I walked into one of the Big Box stores one morning not too long ago, intending to buy a top-of-the-line Dyson vacuum cleaner for $600+. I walked out with a Shark vacuum that listed for $250 and was on sale for $200. The salesperson sold me on the Shark, telling me that it was probably 90 percent as good as the Dyson for a third of the cost. Here’s the question: Was that good selling, great selling, or poor selling?
I posted that paragraph on my Facebook page and a couple of LinkedIn groups I belong to that afternoon. I thought you might find the range of responses interesting. At one end of the scale, a friend of one of my Facebook friends wrote: “I think you got BAMBOOZELED!” On the other end of the scale, several people seemed to get the point I was hoping to make. Keith Kemp wrote: “It depends on the profit margin.” Jim Iverson wrote: “Quick first impression is that it is poor job of selling. That is coming from a business owner that just told one of my sales reps that he ‘left money on the table’ on an estimate.” Nancy Bleeke wrote: “Too often sellers are focused on selling the cheapest, when maybe with some effort on their part (matching value, explaining what you get for more $) the overall purchase for the more expensive item would be the great selling thing to do.”
The bottom line for me is that great selling results in a win/win scenario—a happy customer and a happy seller. The majority of responses were focused on the happy customer side of the equation, though, with several noting that I wouldn’t really know if that was accomplished until I got the vacuum home and used it.
That point requires two answers. First, I brought it home and I love it. It’s probably not as cool as the Dyson with its patented ball technology, but it cleans my rugs and floors way better than the 15-year-old Oreck it’s replacing. I’m prepared to accept that the Dyson would have vacuumed up 20 percent more dirt and cat hair—twice as much as the salesperson’s “90 percent as good” statement promised—but I’m perfectly satisfied that it sucked up at least 50 percent more than the old Oreck.
Beyond that, the Shark has some features the Dyson doesn’t have, the best of which is that you can lift the whole vacuum motor and chamber off of the power-brush base, and use it as a hand-held with a wide range of attachments. It’s not as light as some might like in that configuration, but it words fine for me.
Beyond all of that, the salesperson stressed his company’s “no hassle” return policy. Basically, he offered me the opportunity to try the Shark out with no risk attached. If I didn’t like it, I could simply bring it back and buy the Dyson.
I don’t think anyone would question that I got a win, especially considering that I’m going to keep the Shark. Bottom line: I spent $400 less than I expected to and got a perfectly satisfactory product. But how about the seller’s bottom line? I don’t have access to their net costs, but I’m pretty sure that Bed, Bath and Beyond would have made more money on the Dyson than it did on the Shark.

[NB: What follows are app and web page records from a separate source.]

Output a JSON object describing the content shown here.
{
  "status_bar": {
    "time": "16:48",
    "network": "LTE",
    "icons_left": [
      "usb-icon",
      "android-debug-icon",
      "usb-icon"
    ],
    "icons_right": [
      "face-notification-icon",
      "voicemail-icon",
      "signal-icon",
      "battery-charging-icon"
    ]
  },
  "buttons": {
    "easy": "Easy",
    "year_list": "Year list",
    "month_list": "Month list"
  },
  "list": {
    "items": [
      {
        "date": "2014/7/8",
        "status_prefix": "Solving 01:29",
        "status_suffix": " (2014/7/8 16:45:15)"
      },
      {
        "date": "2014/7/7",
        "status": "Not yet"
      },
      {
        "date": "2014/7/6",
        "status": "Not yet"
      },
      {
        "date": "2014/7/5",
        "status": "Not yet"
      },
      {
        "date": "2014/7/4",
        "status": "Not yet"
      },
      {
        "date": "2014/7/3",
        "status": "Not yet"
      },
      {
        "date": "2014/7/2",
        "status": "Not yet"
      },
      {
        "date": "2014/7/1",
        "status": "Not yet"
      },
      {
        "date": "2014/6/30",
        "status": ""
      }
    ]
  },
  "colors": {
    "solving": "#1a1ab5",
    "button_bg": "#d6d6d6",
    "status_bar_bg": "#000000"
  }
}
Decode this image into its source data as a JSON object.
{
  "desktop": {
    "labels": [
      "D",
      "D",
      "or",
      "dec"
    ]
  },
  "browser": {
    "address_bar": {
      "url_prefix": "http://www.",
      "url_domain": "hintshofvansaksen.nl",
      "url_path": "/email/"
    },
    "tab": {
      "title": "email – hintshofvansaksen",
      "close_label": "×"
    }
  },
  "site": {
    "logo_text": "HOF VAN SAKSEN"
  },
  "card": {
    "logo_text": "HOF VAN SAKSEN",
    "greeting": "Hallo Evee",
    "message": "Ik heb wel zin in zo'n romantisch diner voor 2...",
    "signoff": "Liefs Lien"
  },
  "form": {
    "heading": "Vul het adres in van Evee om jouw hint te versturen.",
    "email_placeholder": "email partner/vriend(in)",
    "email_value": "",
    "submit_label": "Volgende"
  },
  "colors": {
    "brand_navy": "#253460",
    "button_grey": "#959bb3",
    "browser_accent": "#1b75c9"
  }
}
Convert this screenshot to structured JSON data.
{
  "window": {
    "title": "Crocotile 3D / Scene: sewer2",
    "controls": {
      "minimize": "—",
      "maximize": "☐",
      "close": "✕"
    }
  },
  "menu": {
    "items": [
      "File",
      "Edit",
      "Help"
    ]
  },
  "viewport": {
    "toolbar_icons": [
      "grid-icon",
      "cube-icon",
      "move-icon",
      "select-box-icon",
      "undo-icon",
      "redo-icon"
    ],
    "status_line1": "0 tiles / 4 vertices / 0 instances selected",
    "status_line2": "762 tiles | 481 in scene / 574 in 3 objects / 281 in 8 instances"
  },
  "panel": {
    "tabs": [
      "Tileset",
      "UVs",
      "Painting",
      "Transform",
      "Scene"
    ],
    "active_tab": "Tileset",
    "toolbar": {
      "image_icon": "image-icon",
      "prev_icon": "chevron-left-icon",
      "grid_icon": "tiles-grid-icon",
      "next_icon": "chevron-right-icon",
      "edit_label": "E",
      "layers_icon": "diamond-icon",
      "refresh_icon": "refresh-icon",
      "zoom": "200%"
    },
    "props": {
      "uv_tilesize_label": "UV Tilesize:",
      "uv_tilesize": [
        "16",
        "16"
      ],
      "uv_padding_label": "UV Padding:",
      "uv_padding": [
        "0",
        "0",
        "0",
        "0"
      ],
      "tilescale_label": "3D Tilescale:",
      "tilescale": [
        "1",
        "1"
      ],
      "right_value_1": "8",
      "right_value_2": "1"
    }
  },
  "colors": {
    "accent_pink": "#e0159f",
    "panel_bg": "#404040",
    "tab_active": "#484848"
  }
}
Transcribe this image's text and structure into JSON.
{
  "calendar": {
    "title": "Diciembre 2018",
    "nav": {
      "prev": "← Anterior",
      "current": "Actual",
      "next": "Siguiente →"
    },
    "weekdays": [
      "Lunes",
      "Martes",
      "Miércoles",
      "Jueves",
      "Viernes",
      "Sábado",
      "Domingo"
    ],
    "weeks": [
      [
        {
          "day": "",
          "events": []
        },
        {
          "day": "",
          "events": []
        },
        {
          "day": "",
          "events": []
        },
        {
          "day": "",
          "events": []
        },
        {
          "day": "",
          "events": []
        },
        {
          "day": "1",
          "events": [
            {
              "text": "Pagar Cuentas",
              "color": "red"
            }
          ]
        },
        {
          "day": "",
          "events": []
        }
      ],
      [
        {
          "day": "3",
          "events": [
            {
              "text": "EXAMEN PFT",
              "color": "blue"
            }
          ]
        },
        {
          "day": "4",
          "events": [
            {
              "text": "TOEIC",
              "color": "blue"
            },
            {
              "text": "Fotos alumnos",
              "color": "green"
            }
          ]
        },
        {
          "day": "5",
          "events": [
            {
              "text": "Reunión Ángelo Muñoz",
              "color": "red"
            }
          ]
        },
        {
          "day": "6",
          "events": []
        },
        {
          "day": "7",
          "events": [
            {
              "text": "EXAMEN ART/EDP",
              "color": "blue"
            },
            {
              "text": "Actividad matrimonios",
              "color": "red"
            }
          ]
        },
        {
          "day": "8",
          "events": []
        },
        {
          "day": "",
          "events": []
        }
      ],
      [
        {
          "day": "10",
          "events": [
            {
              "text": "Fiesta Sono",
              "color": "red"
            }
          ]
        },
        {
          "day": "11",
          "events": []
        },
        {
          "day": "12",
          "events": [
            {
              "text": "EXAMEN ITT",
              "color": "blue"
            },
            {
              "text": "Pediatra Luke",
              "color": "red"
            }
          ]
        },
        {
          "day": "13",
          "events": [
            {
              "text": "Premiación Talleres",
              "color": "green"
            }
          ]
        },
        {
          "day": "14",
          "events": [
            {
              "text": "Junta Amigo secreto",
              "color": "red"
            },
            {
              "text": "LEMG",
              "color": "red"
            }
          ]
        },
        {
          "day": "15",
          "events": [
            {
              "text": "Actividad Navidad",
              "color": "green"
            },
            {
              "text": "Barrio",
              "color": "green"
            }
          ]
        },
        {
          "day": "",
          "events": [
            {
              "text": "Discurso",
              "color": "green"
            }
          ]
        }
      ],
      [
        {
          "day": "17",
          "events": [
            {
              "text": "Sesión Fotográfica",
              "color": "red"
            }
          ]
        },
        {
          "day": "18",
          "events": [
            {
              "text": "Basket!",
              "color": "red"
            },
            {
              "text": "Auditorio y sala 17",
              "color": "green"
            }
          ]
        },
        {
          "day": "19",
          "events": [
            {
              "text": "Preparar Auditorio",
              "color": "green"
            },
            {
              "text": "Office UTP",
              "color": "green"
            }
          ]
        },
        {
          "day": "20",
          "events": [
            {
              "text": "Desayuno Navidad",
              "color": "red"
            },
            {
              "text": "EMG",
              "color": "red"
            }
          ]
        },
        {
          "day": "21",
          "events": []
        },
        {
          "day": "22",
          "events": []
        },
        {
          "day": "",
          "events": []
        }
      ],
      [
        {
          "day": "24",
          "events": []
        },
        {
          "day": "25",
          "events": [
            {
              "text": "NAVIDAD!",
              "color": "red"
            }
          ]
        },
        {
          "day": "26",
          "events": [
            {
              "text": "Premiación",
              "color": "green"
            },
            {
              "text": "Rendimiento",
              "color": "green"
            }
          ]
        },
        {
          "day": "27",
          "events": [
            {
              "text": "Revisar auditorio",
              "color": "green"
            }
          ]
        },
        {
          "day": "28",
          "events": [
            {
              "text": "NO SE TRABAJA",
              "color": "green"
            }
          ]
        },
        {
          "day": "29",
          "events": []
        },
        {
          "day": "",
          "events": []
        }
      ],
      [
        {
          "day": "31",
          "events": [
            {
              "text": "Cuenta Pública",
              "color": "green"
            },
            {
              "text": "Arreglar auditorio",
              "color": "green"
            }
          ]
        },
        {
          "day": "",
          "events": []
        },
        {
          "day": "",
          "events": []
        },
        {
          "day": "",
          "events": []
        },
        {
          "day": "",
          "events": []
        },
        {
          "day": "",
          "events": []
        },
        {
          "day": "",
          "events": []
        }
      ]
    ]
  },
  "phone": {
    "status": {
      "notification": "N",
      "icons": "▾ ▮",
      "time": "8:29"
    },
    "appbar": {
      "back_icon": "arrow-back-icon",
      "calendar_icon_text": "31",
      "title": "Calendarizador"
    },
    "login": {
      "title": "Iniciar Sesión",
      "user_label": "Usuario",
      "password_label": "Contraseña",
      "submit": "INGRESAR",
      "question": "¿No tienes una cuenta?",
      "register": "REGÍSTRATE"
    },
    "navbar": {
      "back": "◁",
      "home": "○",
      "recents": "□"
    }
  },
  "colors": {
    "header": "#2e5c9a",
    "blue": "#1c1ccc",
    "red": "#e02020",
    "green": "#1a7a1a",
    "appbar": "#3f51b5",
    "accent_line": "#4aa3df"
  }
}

Now let’s consider the salesperson’s motivation. I do not think he was on commission and that could be a flaw in the company’s compensation strategy. And as several people pointed out, he may have been told to push the Shark and may even have earned a “spiff” for selling one. If that was the case, then he accomplished great selling, creating a win/win/win—happy customer, happy salesperson, and—we have to assume—a happy seller because if they asked the salesperson to push the Shark, they got what they asked for.
I still want to know, though, if they got what they really wanted, or what they really needed. It’s been my experience that many companies don’t think far enough into situations like this. Assuming that there was a push and a spiff on the Shark, was it communicated with any further guidance?